A George II Giltwood Table in the manner of William Kent, England circa 1730

 

 

 

 

 

 

 

 

 

 

 

 

http://www.mackinnonfineart.com

The Collection of Raine, Countess Spencer

The Collection of Raine, Countess Spencer (1929-2016), Christie’s King Street, London SW1, Old Masters Evening Sale (6th July 2017) and The Collection of Raine, Countess Spencer (13thJuly 2017)

Interior
From the property of Lady Spencer © Christie’s Images Limited 2017

I count myself fortunate in having encountered Raine, Countess Spencer several times over the years and she was always the epitome of elegance and charm. That sense of style is very much reflected in her home, the contents of which are to be found in these sales. While the paintings, furniture and objects contributed to the glamour of the rooms they were not mere ‘background’ objects but were bought because Lady Spencer liked them and wanted to live with and use them.

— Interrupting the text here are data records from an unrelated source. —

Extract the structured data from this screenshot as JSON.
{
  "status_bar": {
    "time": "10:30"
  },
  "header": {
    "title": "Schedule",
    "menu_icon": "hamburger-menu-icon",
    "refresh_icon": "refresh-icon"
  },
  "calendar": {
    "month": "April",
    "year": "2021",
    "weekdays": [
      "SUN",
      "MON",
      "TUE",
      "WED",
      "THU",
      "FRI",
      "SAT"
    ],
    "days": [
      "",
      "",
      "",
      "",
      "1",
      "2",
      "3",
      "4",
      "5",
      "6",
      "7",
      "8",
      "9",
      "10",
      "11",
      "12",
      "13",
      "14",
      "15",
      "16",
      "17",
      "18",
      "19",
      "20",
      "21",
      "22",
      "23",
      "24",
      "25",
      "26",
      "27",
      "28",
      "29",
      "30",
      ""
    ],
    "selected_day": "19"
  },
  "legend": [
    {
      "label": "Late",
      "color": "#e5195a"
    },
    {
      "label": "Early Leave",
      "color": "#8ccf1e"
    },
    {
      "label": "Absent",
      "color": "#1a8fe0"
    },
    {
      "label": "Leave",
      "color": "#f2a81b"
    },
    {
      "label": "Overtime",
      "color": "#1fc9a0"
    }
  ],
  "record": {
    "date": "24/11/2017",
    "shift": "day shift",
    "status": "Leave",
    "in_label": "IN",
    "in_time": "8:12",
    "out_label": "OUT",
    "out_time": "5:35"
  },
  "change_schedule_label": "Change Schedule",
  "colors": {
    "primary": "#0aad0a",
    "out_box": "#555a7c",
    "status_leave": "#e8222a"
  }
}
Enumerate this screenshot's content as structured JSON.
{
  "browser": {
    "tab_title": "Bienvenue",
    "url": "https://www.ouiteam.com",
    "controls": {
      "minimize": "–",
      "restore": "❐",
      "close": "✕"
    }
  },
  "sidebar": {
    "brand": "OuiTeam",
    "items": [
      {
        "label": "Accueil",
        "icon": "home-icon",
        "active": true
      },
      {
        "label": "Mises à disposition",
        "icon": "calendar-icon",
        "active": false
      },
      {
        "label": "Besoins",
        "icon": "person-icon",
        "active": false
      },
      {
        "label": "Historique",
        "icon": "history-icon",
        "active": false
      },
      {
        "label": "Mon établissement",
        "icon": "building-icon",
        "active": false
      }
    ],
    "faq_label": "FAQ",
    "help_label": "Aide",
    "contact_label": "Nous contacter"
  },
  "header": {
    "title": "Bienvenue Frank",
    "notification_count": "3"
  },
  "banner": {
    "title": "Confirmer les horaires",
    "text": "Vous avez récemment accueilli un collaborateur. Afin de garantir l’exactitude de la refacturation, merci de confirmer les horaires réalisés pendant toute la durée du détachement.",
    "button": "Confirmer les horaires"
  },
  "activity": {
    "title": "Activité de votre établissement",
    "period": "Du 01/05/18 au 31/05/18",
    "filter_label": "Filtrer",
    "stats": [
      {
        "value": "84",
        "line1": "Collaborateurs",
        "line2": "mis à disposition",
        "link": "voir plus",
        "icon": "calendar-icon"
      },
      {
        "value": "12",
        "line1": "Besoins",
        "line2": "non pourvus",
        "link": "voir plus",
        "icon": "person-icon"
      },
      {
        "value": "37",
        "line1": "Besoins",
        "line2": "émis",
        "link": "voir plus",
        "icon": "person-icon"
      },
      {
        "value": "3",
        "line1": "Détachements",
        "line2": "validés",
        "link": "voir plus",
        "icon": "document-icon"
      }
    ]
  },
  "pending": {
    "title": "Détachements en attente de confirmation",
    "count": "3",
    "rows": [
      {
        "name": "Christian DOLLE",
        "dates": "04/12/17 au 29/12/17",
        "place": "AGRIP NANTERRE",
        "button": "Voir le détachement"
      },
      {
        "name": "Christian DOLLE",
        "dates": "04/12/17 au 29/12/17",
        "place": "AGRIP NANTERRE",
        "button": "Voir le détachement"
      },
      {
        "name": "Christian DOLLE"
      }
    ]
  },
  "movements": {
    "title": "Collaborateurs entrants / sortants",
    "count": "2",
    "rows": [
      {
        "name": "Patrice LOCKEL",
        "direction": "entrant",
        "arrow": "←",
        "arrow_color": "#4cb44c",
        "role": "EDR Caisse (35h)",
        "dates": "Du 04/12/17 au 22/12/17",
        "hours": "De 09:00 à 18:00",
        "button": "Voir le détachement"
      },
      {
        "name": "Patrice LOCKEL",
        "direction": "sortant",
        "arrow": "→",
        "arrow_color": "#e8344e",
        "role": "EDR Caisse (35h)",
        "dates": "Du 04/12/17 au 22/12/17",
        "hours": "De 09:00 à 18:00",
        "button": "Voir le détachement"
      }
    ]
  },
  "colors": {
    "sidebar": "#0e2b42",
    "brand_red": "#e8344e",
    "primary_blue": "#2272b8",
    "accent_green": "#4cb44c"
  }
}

Interior
From the property of Lady Spencer © Christie’s Images Limited 2017

She was very much drawn to the arts of 18th century France and numbered works by Boucher, Fragonard and Greuze among the pictures she collected. On some purchases she was advised by Sir Francis Watson (former Director of the Wallace Collection) who also advised the Wrightsmans with their legendary collection. Regency furniture was another love and it blended well with her French pieces. Her last dining room recalled the Art Deco period and there was also a collection of French Art Nouveau lithographs.

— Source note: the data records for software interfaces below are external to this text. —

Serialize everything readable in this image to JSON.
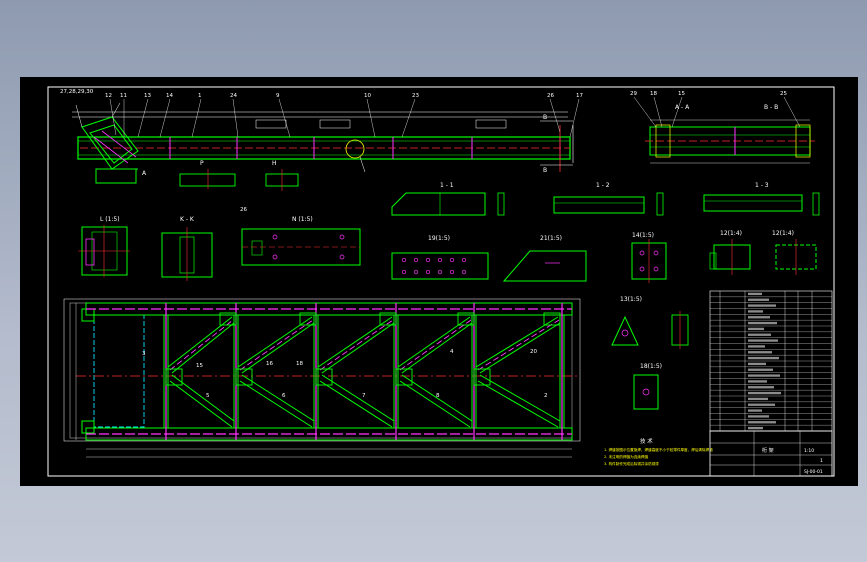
{
  "canvas": {
    "background": "#000000",
    "workspace_color": "#a9b3c6",
    "colors": {
      "outline": "#00ff00",
      "dim": "#ffffff",
      "center": "#ff3030",
      "hidden": "#ff33ff",
      "cyan": "#00e5ff",
      "yellow": "#ffff00"
    }
  },
  "views": {
    "elevation": {
      "balloons": [
        "27,28,29,30",
        "12",
        "11",
        "13",
        "14",
        "1",
        "24",
        "9",
        "10",
        "23",
        "26",
        "17"
      ],
      "section_marks": [
        "B",
        "B"
      ],
      "mark_a": "A",
      "detail_p": "P",
      "detail_h": "H"
    },
    "section_aa": {
      "balloons": [
        "29",
        "18",
        "15",
        "25"
      ],
      "label_a": "A - A",
      "label_b": "B - B"
    },
    "part_1_label": "1 - 1",
    "part_2_label": "1 - 2",
    "part_3_label": "1 - 3",
    "view_l": "L (1:5)",
    "view_k": "K - K",
    "view_n": "N (1:5)",
    "view_19": "19(1:5)",
    "view_21": "21(1:5)",
    "view_14": "14(1:5)",
    "view_12": "12(1:4)",
    "view_12b": "12(1:4)",
    "view_13": "13(1:5)",
    "view_18": "18(1:5)",
    "plan_balloons": [
      "3",
      "15",
      "16",
      "18",
      "5",
      "6",
      "7",
      "8",
      "2",
      "4",
      "20"
    ],
    "balloon_26": "26"
  },
  "notes": {
    "title": "技 术",
    "lines": [
      "1. 焊缝按图示位置施焊，焊缝高度不小于较薄件厚度，焊后清除焊渣",
      "2. 未注明的焊缝为连续焊缝",
      "3. 构件制作完成后除锈并涂防锈漆"
    ]
  },
  "title_block": {
    "drawing_title": "桁 架",
    "drawing_no": "SJ-00-01",
    "scale": "1:10",
    "sheet": "1"
  },
  "bom_rows": 24
}
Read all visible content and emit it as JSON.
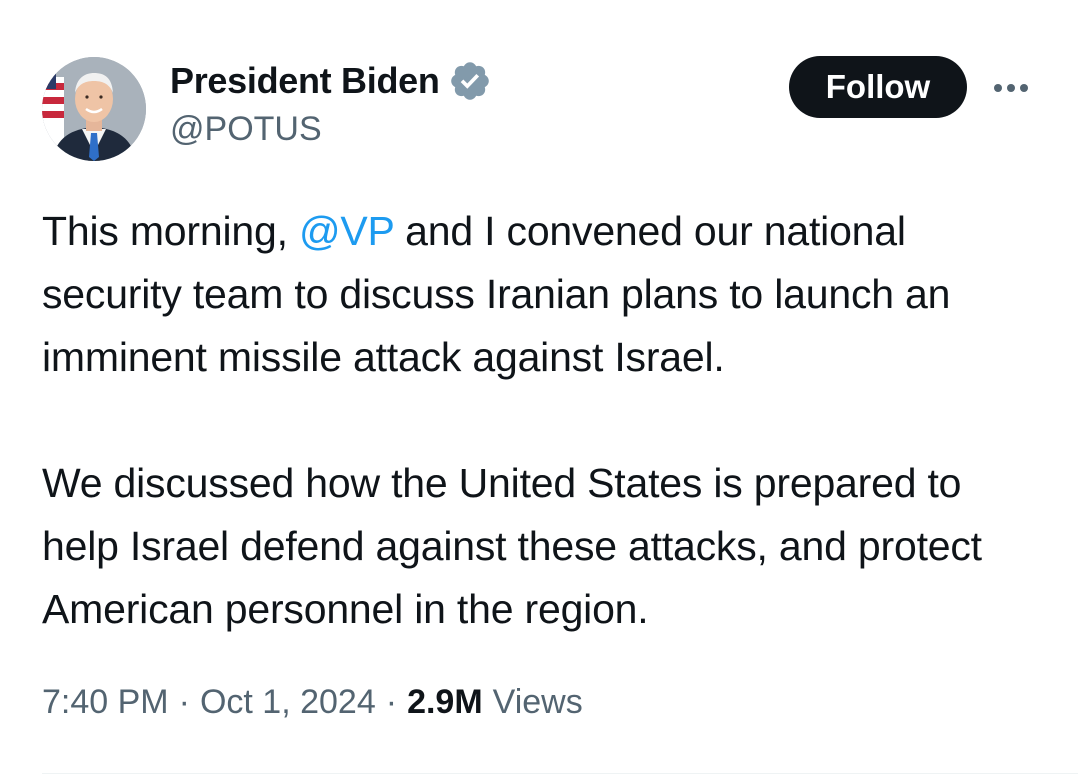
{
  "author": {
    "display_name": "President Biden",
    "handle": "@POTUS",
    "verified": true,
    "verified_color": "#829aab",
    "avatar_icon": "avatar-photo"
  },
  "actions": {
    "follow_label": "Follow",
    "more_icon": "more-horizontal-icon"
  },
  "tweet": {
    "paragraph1": {
      "before": "This morning, ",
      "mention": "@VP",
      "after": " and I convened our national security team to discuss Iranian plans to launch an imminent missile attack against Israel."
    },
    "paragraph2": "We discussed how the United States is prepared to help Israel defend against these attacks, and protect American personnel in the region."
  },
  "meta": {
    "time": "7:40 PM",
    "separator": "·",
    "date": "Oct 1, 2024",
    "views_count": "2.9M",
    "views_label": "Views"
  },
  "colors": {
    "text": "#0f1419",
    "secondary": "#536471",
    "link": "#1d9bf0",
    "button_bg": "#0f1419"
  }
}
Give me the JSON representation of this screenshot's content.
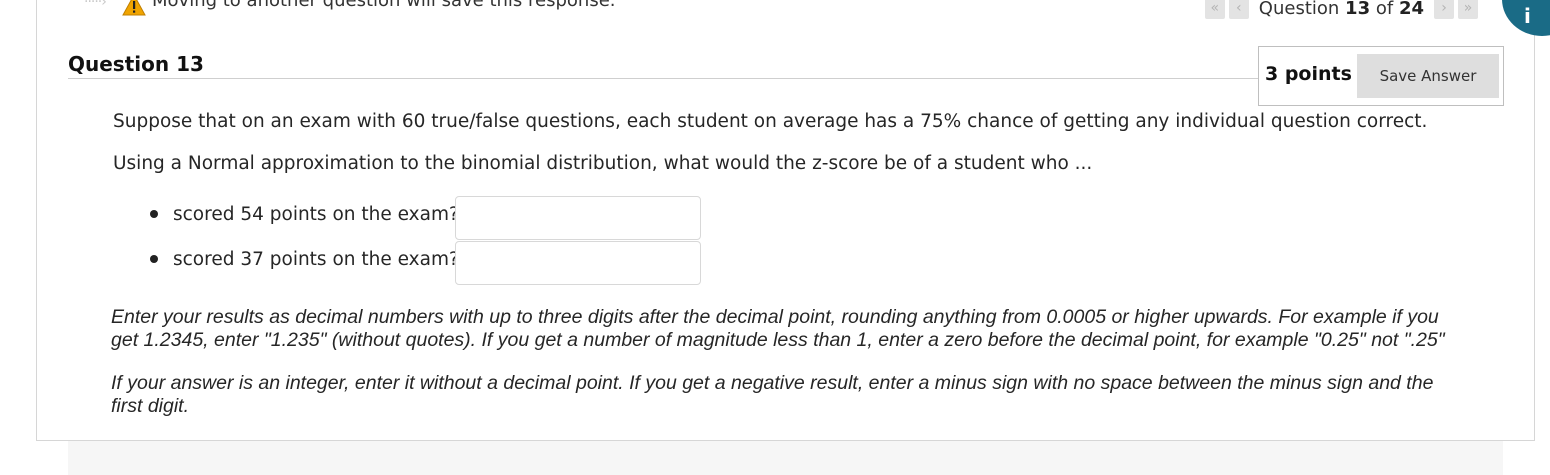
{
  "topbar": {
    "warning_text": "Moving to another question will save this response.",
    "nav": {
      "first_glyph": "«",
      "prev_glyph": "‹",
      "next_glyph": "›",
      "last_glyph": "»",
      "question_prefix": "Question",
      "current": "13",
      "of_label": "of",
      "total": "24"
    }
  },
  "question": {
    "title": "Question 13",
    "points": "3 points",
    "save_label": "Save Answer",
    "prompt_1": "Suppose that on an exam with 60 true/false questions, each student on average has a 75% chance of getting any individual question correct.",
    "prompt_2": "Using a Normal approximation to the binomial distribution, what would the z-score be of a student who ...",
    "items": [
      {
        "label": "scored 54 points on the exam?",
        "value": ""
      },
      {
        "label": "scored 37 points on the exam?",
        "value": ""
      }
    ],
    "instructions_1": "Enter your results as decimal numbers with up to three digits after the decimal point, rounding anything from 0.0005 or higher upwards. For example if you get 1.2345, enter \"1.235\" (without quotes). If you get a number of magnitude less than 1, enter a zero before the decimal point, for example \"0.25\" not \".25\"",
    "instructions_2": "If your answer is an integer, enter it without a decimal point. If you get a negative result, enter a minus sign with no space between the minus sign and the first digit."
  },
  "colors": {
    "accent": "#1a6b86",
    "warning": "#f0a400",
    "button_bg": "#dedede"
  },
  "icons": {
    "warning": "warning-triangle-icon",
    "help": "info-icon"
  }
}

Interior
From the property of Lady Spencer © Christie’s Images Limited 2017

From her birth – she was the daughter of the novelist Dame Barbara Cartland – onwards Lady Spencer was the focus of media interest whether through her marriages or her work as a Westminster City Councillor and in the conservationist campaigns she supported. In later years she was a director of Harrods and had a hands-on approach. The thread of perfectionism that runs through her life is also reflected in her clothes, jewellery and other accessories in the 13th July auction. This is very much an opportunity to appreciate, enjoy or even acquire a piece of the elegant perfection that was Lady Spencer’s way of life.

Claude Joseph Vernet (Avignon 1714-1789 Paris)
A Mediterranean sea-port with fishermen unloading cargo
oil on canvas
Estimate: £300,000-500,000
© Christie’s Images Limited 2017

 

A LOUIS XVI COMMODE
CIRCA 1770-75, ATTRIBUTED TO ANTOINE-PIERRE FOULLET
Estimate: £60,000-90,000
© Christie’s Images Limited 2017

 

Interior
From the property of Lady Spencer © Christie’s Images Limited 2017

 

 

 

 

 

 

 

 

 

 

 

AN 18 CARAT GOLD, RUBY AND DIAMOND PARURE, BY VAN CLEEF & ARPELS
Comprising a necklace, designed as a graduated series of ruby cabochon and brilliant-cut diamond clusters
Estimate: £100,000-150,000
© Christie’s Images Limited 2017

 

One of several ‘Lady Dior’ handbags, this one of black leather with studwork decoration.
Estimate: £1,000-1,500
© Christie’s Images Limited 2017

 

 

 

 

 

 

 

 

 

 

 

 

 

 

http://www.christies.com